▸ PROBLEM DESCRIPTION
Look through the entries that follow and count the lines with the word "Descrição". The reply is that number alone.

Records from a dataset

»»

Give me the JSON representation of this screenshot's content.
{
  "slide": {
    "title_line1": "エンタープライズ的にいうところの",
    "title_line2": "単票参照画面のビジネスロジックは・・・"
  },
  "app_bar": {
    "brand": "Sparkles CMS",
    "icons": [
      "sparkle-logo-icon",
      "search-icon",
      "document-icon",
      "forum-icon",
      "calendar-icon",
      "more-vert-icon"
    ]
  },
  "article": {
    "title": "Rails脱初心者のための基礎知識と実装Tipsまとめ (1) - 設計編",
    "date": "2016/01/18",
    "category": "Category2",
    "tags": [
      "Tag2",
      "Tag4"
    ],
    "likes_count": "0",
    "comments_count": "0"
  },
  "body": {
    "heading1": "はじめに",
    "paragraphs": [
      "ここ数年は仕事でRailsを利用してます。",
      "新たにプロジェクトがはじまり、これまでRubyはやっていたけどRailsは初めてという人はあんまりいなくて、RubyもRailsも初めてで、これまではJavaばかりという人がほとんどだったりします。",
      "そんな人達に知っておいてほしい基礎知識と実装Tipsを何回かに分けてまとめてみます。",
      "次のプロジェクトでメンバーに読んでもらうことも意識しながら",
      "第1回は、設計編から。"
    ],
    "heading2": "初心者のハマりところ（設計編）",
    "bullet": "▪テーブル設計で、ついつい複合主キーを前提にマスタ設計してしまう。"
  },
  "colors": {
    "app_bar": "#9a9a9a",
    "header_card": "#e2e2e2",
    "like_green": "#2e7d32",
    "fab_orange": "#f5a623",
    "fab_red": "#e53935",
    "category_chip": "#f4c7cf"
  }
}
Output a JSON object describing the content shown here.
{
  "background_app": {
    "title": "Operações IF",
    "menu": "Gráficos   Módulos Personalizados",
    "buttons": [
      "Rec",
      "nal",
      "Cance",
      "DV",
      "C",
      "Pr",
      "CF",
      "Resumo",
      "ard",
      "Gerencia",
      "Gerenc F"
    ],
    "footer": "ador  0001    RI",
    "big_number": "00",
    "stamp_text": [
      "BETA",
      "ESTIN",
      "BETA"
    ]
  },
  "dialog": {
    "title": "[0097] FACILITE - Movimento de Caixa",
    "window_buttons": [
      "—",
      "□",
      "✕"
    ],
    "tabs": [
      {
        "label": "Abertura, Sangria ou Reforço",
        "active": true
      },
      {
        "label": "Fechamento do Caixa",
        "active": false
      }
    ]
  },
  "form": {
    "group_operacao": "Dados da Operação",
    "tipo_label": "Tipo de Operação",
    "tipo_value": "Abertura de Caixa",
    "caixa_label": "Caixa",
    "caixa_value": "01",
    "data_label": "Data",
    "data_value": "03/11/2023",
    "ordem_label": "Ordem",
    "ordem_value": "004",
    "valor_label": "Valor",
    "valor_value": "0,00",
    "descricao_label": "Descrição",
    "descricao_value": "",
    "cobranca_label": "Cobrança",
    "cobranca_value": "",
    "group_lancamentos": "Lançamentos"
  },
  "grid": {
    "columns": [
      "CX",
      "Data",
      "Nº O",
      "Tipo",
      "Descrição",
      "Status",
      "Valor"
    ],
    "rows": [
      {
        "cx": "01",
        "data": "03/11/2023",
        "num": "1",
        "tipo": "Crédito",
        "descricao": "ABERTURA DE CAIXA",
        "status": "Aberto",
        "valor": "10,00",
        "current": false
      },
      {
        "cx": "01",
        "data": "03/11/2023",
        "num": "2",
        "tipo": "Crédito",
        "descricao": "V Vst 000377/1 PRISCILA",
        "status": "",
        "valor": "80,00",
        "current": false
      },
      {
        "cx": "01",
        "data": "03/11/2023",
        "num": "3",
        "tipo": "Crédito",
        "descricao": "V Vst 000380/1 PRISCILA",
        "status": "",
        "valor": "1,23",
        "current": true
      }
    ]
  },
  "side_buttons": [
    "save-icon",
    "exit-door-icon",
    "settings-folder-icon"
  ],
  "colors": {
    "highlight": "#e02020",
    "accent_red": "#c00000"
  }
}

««

▸ OUTPUT FOR THIS EXERCISE
2